▸ **Exercise objective**
Word for word, reproduce every line of the data below.

|---|

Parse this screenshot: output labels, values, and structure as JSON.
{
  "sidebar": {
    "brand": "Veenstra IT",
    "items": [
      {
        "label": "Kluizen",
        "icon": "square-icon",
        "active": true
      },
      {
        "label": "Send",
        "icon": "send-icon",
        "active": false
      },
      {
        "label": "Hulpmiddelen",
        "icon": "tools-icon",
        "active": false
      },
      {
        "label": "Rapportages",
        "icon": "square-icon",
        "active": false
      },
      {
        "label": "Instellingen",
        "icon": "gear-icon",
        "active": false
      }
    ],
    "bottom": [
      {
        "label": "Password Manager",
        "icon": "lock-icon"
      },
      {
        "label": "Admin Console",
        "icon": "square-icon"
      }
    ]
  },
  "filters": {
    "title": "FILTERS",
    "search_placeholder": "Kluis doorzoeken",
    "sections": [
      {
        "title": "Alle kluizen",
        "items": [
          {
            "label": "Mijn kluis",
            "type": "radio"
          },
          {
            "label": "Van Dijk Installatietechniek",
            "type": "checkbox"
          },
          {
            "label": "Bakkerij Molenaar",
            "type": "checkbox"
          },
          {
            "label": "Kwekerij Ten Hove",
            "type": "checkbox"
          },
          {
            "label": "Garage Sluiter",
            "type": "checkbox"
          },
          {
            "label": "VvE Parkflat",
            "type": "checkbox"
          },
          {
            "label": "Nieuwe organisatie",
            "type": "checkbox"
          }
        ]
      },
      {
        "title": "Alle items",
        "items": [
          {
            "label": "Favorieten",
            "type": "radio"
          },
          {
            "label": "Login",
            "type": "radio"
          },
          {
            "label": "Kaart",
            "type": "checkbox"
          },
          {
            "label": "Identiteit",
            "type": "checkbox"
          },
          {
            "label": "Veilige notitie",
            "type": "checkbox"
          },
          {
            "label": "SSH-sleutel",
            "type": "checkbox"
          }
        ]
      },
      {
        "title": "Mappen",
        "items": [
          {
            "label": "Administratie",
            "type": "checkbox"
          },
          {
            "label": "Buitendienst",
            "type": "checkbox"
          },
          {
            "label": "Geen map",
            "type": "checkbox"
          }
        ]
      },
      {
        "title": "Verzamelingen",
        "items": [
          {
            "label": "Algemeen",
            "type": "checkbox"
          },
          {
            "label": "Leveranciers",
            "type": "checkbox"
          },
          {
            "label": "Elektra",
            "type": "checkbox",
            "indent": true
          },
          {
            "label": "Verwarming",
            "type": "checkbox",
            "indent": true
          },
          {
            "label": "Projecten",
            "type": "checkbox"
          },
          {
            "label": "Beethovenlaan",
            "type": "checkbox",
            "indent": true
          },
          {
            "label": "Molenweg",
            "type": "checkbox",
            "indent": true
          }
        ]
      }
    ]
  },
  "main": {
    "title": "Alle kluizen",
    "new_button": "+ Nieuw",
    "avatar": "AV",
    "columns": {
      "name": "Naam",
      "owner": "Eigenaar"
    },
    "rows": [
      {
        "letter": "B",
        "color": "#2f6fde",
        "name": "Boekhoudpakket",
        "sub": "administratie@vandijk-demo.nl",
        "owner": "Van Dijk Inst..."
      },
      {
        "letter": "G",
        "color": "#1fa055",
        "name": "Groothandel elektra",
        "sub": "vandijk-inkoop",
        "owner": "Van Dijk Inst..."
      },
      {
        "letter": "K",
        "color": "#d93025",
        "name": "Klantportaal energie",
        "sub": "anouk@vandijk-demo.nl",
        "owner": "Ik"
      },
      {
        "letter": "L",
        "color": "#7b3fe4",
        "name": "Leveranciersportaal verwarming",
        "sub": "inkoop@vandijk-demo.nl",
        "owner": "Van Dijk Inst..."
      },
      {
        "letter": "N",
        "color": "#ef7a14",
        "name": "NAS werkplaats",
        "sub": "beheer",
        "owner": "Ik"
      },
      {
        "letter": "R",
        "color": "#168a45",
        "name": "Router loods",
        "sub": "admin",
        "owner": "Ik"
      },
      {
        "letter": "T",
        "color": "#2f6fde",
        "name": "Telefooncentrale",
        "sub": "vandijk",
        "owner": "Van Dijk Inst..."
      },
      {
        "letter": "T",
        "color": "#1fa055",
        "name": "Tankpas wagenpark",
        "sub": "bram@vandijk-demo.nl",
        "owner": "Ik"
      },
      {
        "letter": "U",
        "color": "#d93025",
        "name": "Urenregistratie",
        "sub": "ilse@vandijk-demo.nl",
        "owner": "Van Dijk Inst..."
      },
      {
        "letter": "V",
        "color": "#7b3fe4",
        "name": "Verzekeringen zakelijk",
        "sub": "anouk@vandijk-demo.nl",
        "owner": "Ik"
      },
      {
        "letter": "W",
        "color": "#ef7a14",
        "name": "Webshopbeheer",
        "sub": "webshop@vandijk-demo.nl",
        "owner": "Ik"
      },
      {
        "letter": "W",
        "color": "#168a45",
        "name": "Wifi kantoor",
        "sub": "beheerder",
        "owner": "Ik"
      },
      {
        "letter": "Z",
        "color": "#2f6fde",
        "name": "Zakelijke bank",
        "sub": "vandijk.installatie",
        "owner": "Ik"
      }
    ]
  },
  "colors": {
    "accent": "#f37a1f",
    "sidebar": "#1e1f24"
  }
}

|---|

▸ **Exercise answer**
Parse this screenshot: output labels, values, and structure as JSON.
{
  "sidebar": {
    "brand": "Veenstra IT",
    "items": [
      {
        "label": "Kluizen",
        "icon": "square-icon",
        "active": true
      },
      {
        "label": "Send",
        "icon": "send-icon",
        "active": false
      },
      {
        "label": "Hulpmiddelen",
        "icon": "tools-icon",
        "active": false
      },
      {
        "label": "Rapportages",
        "icon": "square-icon",
        "active": false
      },
      {
        "label": "Instellingen",
        "icon": "gear-icon",
        "active": false
      }
    ],
    "bottom": [
      {
        "label": "Password Manager",
        "icon": "lock-icon"
      },
      {
        "label": "Admin Console",
        "icon": "square-icon"
      }
    ]
  },
  "filters": {
    "title": "FILTERS",
    "search_placeholder": "Kluis doorzoeken",
    "sections": [
      {
        "title": "Alle kluizen",
        "items": [
          {
            "label": "Mijn kluis",
            "type": "radio"
          },
          {
            "label": "Van Dijk Installatietechniek",
            "type": "checkbox"
          },
          {
            "label": "Bakkerij Molenaar",
            "type": "checkbox"
          },
          {
            "label": "Kwekerij Ten Hove",
            "type": "checkbox"
          },
          {
            "label": "Garage Sluiter",
            "type": "checkbox"
          },
          {
            "label": "VvE Parkflat",
            "type": "checkbox"
          },
          {
            "label": "Nieuwe organisatie",
            "type": "checkbox"
          }
        ]
      },
      {
        "title": "Alle items",
        "items": [
          {
            "label": "Favorieten",
            "type": "radio"
          },
          {
            "label": "Login",
            "type": "radio"
          },
          {
            "label": "Kaart",
            "type": "checkbox"
          },
          {
            "label": "Identiteit",
            "type": "checkbox"
          },
          {
            "label": "Veilige notitie",
            "type": "checkbox"
          },
          {
            "label": "SSH-sleutel",
            "type": "checkbox"
          }
        ]
      },
      {
        "title": "Mappen",
        "items": [
          {
            "label": "Administratie",
            "type": "checkbox"
          },
          {
            "label": "Buitendienst",
            "type": "checkbox"
          },
          {
            "label": "Geen map",
            "type": "checkbox"
          }
        ]
      },
      {
        "title": "Verzamelingen",
        "items": [
          {
            "label": "Algemeen",
            "type": "checkbox"
          },
          {
            "label": "Leveranciers",
            "type": "checkbox"
          },
          {
            "label": "Elektra",
            "type": "checkbox",
            "indent": true
          },
          {
            "label": "Verwarming",
            "type": "checkbox",
            "indent": true
          },
          {
            "label": "Projecten",
            "type": "checkbox"
          },
          {
            "label": "Beethovenlaan",
            "type": "checkbox",
            "indent": true
          },
          {
            "label": "Molenweg",
            "type": "checkbox",
            "indent": true
          }
        ]
      }
    ]
  },
  "main": {
    "title": "Alle kluizen",
    "new_button": "+ Nieuw",
    "avatar": "AV",
    "columns": {
      "name": "Naam",
      "owner": "Eigenaar"
    },
    "rows": [
      {
        "letter": "B",
        "color": "#2f6fde",
        "name": "Boekhoudpakket",
        "sub": "administratie@vandijk-demo.nl",
        "owner": "Van Dijk Inst..."
      },
      {
        "letter": "G",
        "color": "#1fa055",
        "name": "Groothandel elektra",
        "sub": "vandijk-inkoop",
        "owner": "Van Dijk Inst..."
      },
      {
        "letter": "K",
        "color": "#d93025",
        "name": "Klantportaal energie",
        "sub": "anouk@vandijk-demo.nl",
        "owner": "Ik"
      },
      {
        "letter": "L",
        "color": "#7b3fe4",
        "name": "Leveranciersportaal verwarming",
        "sub": "inkoop@vandijk-demo.nl",
        "owner": "Van Dijk Inst..."
      },
      {
        "letter": "N",
        "color": "#ef7a14",
        "name": "NAS werkplaats",
        "sub": "beheer",
        "owner": "Ik"
      },
      {
        "letter": "R",
        "color": "#168a45",
        "name": "Router loods",
        "sub": "admin",
        "owner": "Ik"
      },
      {
        "letter": "T",
        "color": "#2f6fde",
        "name": "Telefooncentrale",
        "sub": "vandijk",
        "owner": "Van Dijk Inst..."
      },
      {
        "letter": "T",
        "color": "#1fa055",
        "name": "Tankpas wagenpark",
        "sub": "bram@vandijk-demo.nl",
        "owner": "Ik"
      },
      {
        "letter": "U",
        "color": "#d93025",
        "name": "Urenregistratie",
        "sub": "ilse@vandijk-demo.nl",
        "owner": "Van Dijk Inst..."
      },
      {
        "letter": "V",
        "color": "#7b3fe4",
        "name": "Verzekeringen zakelijk",
        "sub": "anouk@vandijk-demo.nl",
        "owner": "Ik"
      },
      {
        "letter": "W",
        "color": "#ef7a14",
        "name": "Webshopbeheer",
        "sub": "webshop@vandijk-demo.nl",
        "owner": "Ik"
      },
      {
        "letter": "W",
        "color": "#168a45",
        "name": "Wifi kantoor",
        "sub": "beheerder",
        "owner": "Ik"
      },
      {
        "letter": "Z",
        "color": "#2f6fde",
        "name": "Zakelijke bank",
        "sub": "vandijk.installatie",
        "owner": "Ik"
      }
    ]
  },
  "colors": {
    "accent": "#f37a1f",
    "sidebar": "#1e1f24"
  }
}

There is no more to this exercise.